At the beginning the of 2020–2021 school year, members of Landmark's Diversity, Equity, and Inclusion Committee at the Elementary•Middle School sent this letter to families outlining the school's commitment to anti-racism.

Last spring, Bob Broudo, Landmark’s head of school, voiced the need for unity as our country confronts issues of racism and systemic inequities. This fall he again highlighted Landmark’s commitment to human rights and anti-racism efforts in particular. As the year kicks off, we want to echo his sentiments with EMS’s commitment to anti-racism and to acknowledge that systemic racism impacts all educational settings, including ours. 

Our goal this year and moving forward is to demonstrate our commitment to change by taking steps to address and repair the impact racism has had on our community and to prioritize anti-racist efforts. 

To this end, our Diversity and Inclusion Committee is meeting regularly with the focus being on:

  • Training staff about anti-racism and how to discuss anti-racism in the classroom.
  • Finding the best resources for further parent support and education.
  • Reviewing the curricula to take steps to provide a more diverse and inclusive view of the world with the understanding of how racism is embedded in existing curricula.
  • Working with the Management Team and Board of Trustees toward the longer term goal of attaining a more racially diverse staff and student body

Please take some time to initiate or continue this conversation about respect, equality, and human rights with your student. For some families, engaging in conversation about race and racism is fairly new territory. It’s natural to feel uncomfortable or nervous about saying the wrong thing. As part of parent support, we will be sharing a weekly anti-racism resource in the EMS newsletter to help foster these conversations at home with your children. For some initial conversation starters, please see below. 

This is only a beginning. We are partners in this work with you and are eager to continue this discussion. We look forward to engaging in this movement and striving to create a more equitable and safe world for all of our children.


How to start the conversation and what to do if you get stuck

“We got a pretty important letter from school today. Let’s make some time to talk about it.”

“This is a really hard topic and brings up different feelings for different people.

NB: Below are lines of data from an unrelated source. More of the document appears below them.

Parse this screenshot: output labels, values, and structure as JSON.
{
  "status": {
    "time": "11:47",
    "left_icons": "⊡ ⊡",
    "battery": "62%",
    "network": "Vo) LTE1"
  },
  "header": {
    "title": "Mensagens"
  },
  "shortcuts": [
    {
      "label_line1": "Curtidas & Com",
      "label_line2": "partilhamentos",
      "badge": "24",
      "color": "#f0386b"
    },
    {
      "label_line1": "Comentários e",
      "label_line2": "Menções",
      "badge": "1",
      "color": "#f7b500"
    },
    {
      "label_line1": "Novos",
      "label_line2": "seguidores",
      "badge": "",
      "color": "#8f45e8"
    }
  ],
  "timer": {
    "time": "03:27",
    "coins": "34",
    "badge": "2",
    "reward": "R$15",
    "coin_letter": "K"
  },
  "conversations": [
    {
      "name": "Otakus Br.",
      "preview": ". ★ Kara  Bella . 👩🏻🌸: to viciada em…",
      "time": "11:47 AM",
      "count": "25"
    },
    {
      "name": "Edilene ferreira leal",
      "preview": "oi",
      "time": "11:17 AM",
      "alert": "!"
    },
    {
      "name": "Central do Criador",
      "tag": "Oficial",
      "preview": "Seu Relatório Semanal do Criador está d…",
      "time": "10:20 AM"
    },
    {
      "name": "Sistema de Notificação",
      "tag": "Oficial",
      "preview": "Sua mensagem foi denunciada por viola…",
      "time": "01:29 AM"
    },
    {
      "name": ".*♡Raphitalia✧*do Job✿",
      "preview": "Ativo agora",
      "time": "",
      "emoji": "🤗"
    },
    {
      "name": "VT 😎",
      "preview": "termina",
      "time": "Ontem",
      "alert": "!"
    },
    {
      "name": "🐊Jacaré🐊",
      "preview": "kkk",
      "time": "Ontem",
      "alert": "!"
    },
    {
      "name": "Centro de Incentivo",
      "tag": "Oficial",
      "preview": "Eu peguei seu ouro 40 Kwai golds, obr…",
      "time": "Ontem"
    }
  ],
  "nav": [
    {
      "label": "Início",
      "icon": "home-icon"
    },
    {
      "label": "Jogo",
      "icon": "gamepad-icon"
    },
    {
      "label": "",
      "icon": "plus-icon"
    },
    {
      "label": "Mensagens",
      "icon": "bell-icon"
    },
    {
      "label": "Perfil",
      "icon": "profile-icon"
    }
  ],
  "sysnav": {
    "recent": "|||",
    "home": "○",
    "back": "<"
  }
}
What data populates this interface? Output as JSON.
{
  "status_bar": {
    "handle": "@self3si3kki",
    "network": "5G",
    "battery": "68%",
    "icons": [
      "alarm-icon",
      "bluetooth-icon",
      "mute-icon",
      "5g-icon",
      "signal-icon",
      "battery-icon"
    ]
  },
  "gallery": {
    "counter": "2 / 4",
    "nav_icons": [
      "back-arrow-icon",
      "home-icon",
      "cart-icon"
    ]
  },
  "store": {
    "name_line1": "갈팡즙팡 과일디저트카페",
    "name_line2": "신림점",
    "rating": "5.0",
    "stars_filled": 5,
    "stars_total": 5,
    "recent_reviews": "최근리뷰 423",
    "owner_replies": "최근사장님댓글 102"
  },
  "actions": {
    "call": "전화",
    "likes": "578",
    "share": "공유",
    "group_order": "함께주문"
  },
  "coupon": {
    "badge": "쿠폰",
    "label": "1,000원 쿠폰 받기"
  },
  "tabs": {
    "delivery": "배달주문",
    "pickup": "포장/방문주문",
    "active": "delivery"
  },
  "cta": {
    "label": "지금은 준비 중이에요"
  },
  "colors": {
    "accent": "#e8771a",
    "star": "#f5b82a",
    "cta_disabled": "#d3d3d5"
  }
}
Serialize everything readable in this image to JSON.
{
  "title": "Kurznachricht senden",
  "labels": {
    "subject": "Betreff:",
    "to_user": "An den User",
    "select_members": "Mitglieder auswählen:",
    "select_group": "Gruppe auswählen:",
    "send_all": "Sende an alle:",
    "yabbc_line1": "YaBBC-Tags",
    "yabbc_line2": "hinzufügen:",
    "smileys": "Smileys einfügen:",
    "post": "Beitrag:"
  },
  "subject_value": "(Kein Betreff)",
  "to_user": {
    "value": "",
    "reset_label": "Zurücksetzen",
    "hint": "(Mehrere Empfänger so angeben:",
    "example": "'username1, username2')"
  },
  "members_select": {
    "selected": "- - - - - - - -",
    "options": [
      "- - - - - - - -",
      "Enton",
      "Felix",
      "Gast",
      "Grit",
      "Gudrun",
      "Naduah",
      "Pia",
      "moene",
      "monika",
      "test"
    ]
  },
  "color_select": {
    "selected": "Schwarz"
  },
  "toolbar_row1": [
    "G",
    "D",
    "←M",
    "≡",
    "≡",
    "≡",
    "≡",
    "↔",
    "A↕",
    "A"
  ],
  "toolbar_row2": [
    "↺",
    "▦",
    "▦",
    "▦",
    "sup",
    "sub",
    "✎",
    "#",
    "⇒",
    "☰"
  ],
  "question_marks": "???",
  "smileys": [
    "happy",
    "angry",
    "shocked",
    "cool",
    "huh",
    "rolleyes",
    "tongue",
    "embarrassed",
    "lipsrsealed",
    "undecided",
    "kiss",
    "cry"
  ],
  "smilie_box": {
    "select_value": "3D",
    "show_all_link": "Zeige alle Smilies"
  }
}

Let’s figure out what you already know and what we can learn together.”

“_____ is a great question. I’m not sure how to answer it right now, but I’m going to find some more information and we can come back to it.”